UK private equity professionals may end up paying employment taxes without the right to redundancy pay, paternity or maternity leave and other labor rights if changes to the UK’s limited liability partnership (LLP) move ahead in April without change, legal sources tell PE Manager.
The reforms remove tax breaks for “self-employed” partners in LLPs, a popular private equity structure, when UK tax authority HMRC believes the partner is actually more akin to an employee of the firm – what the HMRC dubs a “salaried member”.
Under current LLP law, individuals do not have to pay employment tax (known as national insurance contributions) for taking on the risk of being a self-employed professional in a business partnership. But by being self-employed, partners forfeit their statutory employment rights.
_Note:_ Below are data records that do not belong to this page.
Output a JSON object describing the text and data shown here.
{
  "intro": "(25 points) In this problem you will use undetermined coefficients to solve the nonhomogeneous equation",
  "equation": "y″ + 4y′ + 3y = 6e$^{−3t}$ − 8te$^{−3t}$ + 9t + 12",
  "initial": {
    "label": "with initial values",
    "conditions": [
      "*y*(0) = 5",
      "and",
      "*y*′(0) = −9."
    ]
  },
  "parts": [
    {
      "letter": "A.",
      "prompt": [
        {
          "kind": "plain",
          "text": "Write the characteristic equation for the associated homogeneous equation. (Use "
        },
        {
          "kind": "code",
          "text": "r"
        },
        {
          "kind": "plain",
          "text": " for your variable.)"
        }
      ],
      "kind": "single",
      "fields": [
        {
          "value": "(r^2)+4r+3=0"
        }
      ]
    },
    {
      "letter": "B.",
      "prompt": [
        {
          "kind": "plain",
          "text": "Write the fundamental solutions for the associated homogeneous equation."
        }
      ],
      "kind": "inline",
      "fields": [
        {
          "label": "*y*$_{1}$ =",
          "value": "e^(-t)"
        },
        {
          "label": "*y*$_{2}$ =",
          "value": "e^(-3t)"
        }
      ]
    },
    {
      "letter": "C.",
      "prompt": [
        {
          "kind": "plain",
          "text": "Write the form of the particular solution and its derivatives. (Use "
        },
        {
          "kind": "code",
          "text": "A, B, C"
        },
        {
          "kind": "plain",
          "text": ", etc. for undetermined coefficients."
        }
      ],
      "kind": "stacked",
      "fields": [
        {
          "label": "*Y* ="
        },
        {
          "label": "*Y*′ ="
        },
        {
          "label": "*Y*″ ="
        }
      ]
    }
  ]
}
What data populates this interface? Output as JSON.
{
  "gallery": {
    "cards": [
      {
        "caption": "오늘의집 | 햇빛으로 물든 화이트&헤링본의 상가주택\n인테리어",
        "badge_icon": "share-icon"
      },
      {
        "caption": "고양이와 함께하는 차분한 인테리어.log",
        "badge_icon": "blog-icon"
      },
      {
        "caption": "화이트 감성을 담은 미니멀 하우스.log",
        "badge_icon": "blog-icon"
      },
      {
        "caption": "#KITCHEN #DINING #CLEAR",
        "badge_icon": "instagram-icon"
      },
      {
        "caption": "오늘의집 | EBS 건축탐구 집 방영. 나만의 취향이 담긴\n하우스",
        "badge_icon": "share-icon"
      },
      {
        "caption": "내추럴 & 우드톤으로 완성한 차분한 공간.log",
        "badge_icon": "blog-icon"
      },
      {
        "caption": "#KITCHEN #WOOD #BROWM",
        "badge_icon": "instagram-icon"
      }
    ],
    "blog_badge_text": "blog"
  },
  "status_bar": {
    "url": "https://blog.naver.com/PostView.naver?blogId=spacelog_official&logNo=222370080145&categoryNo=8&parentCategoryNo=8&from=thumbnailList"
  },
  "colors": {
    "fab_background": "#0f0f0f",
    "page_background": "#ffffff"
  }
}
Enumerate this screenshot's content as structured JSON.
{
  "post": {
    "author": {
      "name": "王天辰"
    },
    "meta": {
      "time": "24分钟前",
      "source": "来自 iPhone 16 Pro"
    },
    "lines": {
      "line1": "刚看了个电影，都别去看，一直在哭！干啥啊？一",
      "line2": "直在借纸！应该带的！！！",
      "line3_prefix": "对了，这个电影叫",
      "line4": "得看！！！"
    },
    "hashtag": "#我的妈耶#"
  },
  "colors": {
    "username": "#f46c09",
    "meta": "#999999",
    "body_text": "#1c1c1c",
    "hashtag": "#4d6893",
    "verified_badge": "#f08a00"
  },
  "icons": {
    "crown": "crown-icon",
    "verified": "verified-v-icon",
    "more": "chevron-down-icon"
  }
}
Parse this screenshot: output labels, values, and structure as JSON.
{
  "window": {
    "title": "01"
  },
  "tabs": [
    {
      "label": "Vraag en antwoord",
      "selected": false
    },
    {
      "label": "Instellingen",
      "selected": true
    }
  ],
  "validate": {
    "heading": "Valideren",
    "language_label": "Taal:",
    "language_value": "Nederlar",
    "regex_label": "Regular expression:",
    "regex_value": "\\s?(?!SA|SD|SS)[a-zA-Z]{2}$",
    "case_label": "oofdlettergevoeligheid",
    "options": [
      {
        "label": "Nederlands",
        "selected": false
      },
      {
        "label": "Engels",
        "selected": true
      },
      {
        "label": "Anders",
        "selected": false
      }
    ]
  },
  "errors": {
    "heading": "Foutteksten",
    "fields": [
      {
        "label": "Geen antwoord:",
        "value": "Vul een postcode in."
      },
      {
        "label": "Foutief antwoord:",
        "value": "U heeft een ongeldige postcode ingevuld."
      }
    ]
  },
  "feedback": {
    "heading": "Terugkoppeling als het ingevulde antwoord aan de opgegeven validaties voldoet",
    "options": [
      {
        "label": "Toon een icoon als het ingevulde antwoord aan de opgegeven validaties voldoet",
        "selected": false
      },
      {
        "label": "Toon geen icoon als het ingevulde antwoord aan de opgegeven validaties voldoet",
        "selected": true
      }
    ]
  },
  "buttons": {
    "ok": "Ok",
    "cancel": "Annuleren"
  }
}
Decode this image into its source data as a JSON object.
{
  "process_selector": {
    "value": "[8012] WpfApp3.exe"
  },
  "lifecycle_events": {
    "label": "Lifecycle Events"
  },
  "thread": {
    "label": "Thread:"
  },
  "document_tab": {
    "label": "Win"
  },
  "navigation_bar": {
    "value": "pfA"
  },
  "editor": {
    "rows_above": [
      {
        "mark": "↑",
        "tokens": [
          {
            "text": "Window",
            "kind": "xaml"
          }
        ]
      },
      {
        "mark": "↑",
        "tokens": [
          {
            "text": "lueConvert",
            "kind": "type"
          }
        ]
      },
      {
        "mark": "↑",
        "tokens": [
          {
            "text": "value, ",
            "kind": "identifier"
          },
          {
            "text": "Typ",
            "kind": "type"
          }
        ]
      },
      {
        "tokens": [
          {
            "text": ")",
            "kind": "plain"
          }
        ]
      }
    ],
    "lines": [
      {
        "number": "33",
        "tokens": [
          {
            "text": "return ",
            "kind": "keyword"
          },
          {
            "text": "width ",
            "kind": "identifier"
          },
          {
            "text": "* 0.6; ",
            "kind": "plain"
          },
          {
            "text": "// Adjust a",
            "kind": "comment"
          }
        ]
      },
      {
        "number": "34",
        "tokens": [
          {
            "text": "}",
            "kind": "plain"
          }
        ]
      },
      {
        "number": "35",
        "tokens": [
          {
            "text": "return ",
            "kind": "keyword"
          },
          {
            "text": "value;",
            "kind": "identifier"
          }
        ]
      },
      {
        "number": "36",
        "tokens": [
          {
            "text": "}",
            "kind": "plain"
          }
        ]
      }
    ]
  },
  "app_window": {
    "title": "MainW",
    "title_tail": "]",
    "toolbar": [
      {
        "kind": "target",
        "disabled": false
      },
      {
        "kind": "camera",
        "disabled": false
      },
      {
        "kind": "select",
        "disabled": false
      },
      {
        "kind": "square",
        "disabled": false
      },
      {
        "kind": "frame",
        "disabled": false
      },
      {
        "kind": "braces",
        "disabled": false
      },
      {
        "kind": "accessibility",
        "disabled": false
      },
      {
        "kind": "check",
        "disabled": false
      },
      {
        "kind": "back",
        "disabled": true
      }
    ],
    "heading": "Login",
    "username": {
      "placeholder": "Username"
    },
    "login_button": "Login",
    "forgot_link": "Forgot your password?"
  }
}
Nonetheless, if HMRC deems a private equity partner a salaried member the individual is considered employed for tax purposes only. Consequently the partner ends up paying national insurance without being entitled to employment rights.
Legal experts speaking to PE Manager say many private equity firms can simplify matters by making their junior partners employees again.
Otherwise junior partners can avoid being labeled a salaried member by meeting one of three requirements: having at least 20 percent of their pay tied to the financial performance of the LP; wielding “significant influence” over the affairs of the partnership; or making a capital contribution to the LLP that amounts to at least 25 percent of their annual salary.
However, legal experts say two of these escape routes are only suited to senior partners. They argue most partners in a firm receive remuneration based on personal or team performance, and significant influence appears to be only available for partners in very small LLPs, or those in an executive committee of a larger partnership.
Legal sources say even partners sitting on the investment committee cannot be guaranteed immunity through the “significant influence” route as HMRC’s guidance says a partner must have influence over the whole LLP, and not just a business unit.